“The Human Rights Act has revolutionised the way in which judges interpret statutes.” The Human Rights Act 1998 (HRA) was incorporated into the United Kingdom (UK) law in order to enforce the rights under the European Convention on Human Rights (ECHR) to which the UK is a party. The Human Rights Act or the 1998 Act is said to have a major impact in judicial interpretative practices (Gearey et al). The rules of statutory interpretation were found at common law but the HRA is said to have given new rules on interpretation. Before turning to HRA, the judicial practice of statutory interpretation and the impact of the membership of the European Union need to be considered. The politics of the common law (Gearey et al.)
Parliamentary sovereignty 'Although in theory Parliament is sovereign, the problematic reality is that British constitutional arrangements ensure that true power lies with the Executive.' Part A: Many countries such as the United States have a written constitution but Britain does not, however 'it must have something which is at the heart of its constitutional arrangements' and this need is fulfilled by the doctrine of parliamentary sovereignty. The traditional and most often applied definition of parliamentary sovereignty is that of Dicey, who stated, 'the principle of parliamentary sovereignty means... the right to make or unmake any law whatever; and further, that no person or body is recognised by the law of England as having a right to override or set aside the legislation of Parliament'. From this definition, three fundamental principles can be derived; the first is that Parliament can make or unmake any law. An example of this principle in practice; The Septennial Act 1715 was passed to extend the life of Parliament from three to seven years out of fear of the effects of an election.
Parliament was thus active under the Tudors, and exceptionally active in the reign of Henry VIII. Activity is perhaps the striking point, when we consider the question in a European context. The 16th century saw the rise of strong European monarchies and the extension of the civil law. But in England, the Roman civil law was not received; common law was sovereign after the Reformation Parliament and the break with Rome. The English common law, taught in the Inns of Court, was secure as the foundation of the Tudor state; and common law being secure,
It relates to the power and individual liberty i.e., the monarchs and the relationship of the monarchs and the commoners. Then, the monarchs had all power; nowadays, it is the commoners who have all the power. Scotland never really developed prisons until the 20th century. England and Wales however were different. The key development of prisons is how they have progressed into becoming more humane and how their objective has changed.

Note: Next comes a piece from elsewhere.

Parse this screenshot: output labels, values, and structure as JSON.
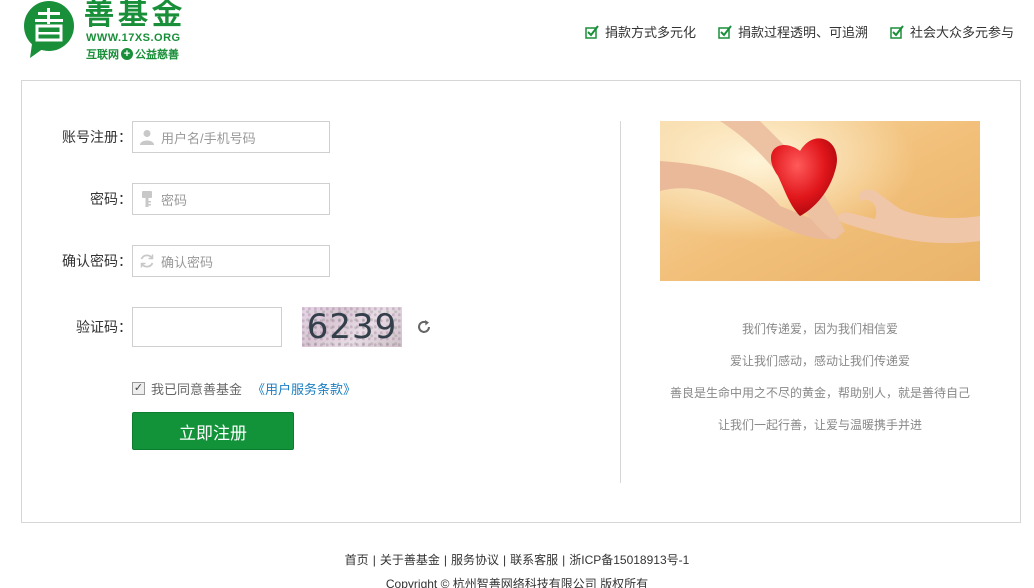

Judicial Creativity Under the theory of separation of power, Parliament makes UK law while the role of judges is to apply the law to the cases. However, in reality, do judges make/develop the law? Like Lord Radcliffe said in 1968 “there was never a more sterile controversy than upon the question whether a judge makes law. Of course, he does. How can he help it?” Judges in the UK do develop the law through both the operation of the doctrine of judicial precedent and statutory interpretation.